Officials hope the town center project will give locals and visitors alike a reason to stay in the city by making it more than just a long strip of stores. The key phrase here is quality of life.
“Many people have left Riverdale, but they really haven’t left Riverdale,” explains City Manger Iris Jessie. “They still come back to get their hair done or their car repaired. That says they still have a connection here.”
Accelerating growth also can be found in the southern end of the county around the city of Lovejoy, where new retail and residential development is fast paced.

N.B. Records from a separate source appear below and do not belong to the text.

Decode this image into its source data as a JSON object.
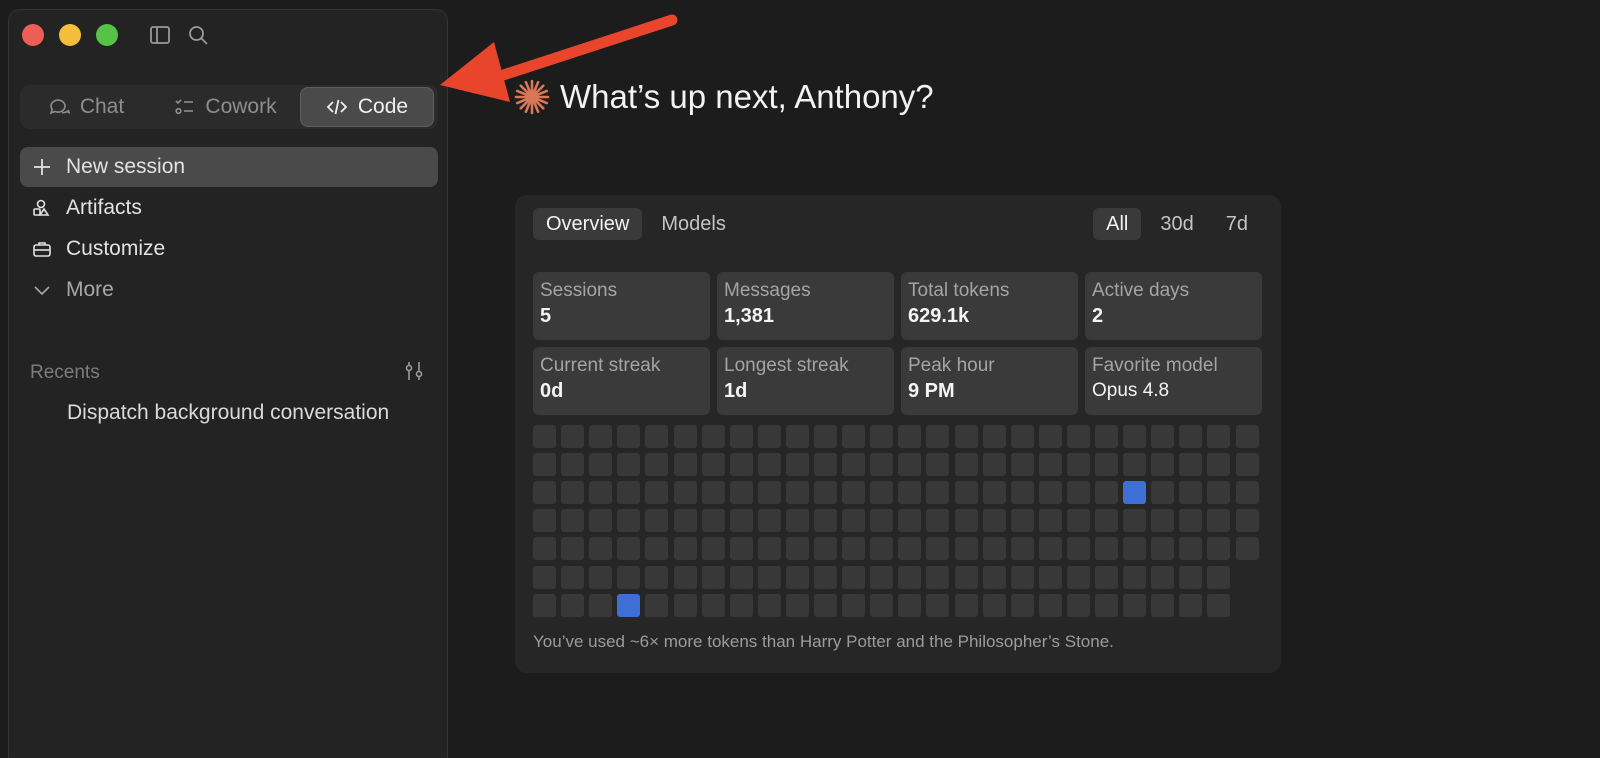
{
  "sidebar": {
    "mode_tabs": [
      {
        "label": "Chat",
        "icon": "chat-bubble-icon",
        "active": false
      },
      {
        "label": "Cowork",
        "icon": "checklist-icon",
        "active": false
      },
      {
        "label": "Code",
        "icon": "code-icon",
        "active": true
      }
    ],
    "nav": {
      "new_session": "New session",
      "artifacts": "Artifacts",
      "customize": "Customize",
      "more": "More"
    },
    "recents_label": "Recents",
    "recents": [
      "Dispatch background conversation"
    ]
  },
  "main": {
    "greeting": "What’s up next, Anthony?"
  },
  "stats_card": {
    "tabs": [
      "Overview",
      "Models"
    ],
    "active_tab": "Overview",
    "ranges": [
      "All",
      "30d",
      "7d"
    ],
    "active_range": "All",
    "stats": [
      {
        "label": "Sessions",
        "value": "5"
      },
      {
        "label": "Messages",
        "value": "1,381"
      },
      {
        "label": "Total tokens",
        "value": "629.1k"
      },
      {
        "label": "Active days",
        "value": "2"
      },
      {
        "label": "Current streak",
        "value": "0d"
      },
      {
        "label": "Longest streak",
        "value": "1d"
      },
      {
        "label": "Peak hour",
        "value": "9 PM"
      },
      {
        "label": "Favorite model",
        "value": "Opus 4.8"
      }
    ],
    "heatmap": {
      "rows": 7,
      "columns": 26,
      "short_rows": [
        5,
        6
      ],
      "short_row_columns": 25,
      "active_cells": [
        {
          "row": 2,
          "column": 21
        },
        {
          "row": 6,
          "column": 3
        }
      ]
    },
    "footnote": "You’ve used ~6× more tokens than Harry Potter and the Philosopher’s Stone."
  },
  "colors": {
    "accent": "#d97757",
    "activity": "#3d6fd6",
    "annotation_arrow": "#e8452c"
  }
}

“The growth has been tremendous,” says the Clayton Chamber’s Short. “That was the last area of the county that was sort of underdeveloped but that’s not the case anymore.” In the last three years the area has become home to a Home Depot and a Wal-Mart Supercenter, and, as Short points out, “all of the smaller stores that follow those chains and the residential units. The development there is just enormous.”
Lovejoy is an often-mentioned stop along a proposed rail line that locals hope will eventually stretch from Atlanta to Macon. While little progress has been made lately in the face of general indifference from the state and federal governments, leaders continue to push the idea as an economic catalyst for stops along the line.
“With the development around those stations we would be providing the live, work, play communities with the transportation option as well,” Roberts says.
As these projects proceed, Clayton will no longer be neglected, but instead will take its place among the metro region’s better known hotspots. The secret is out and for Clayton County, it’s about time.
Clayton County At-A-Glance
Clayton County, 271,240;
Forest Park, 22,080; Riverdale, 15,502; Morrow, 5,395; Jonesboro, 3,898; Lake City, 2,751; Lovejoy, 2,465
Clayton County, 5.8 percent; Georgia, 4.9 percent
Top Five Employers
Clayton County Board of Education, 7,000; Fort Gillem, Deputy Garrison Commander, 3,939; Southern Regional Health System, 2,461; Clayton County Government, 1,689;
Clayton State University, 950; Fresh Express, Inc., 850
Per Capita Income
U.S. Census Bureau,
Clayton County Chamber of Commerce, Georgia Dept. of Labor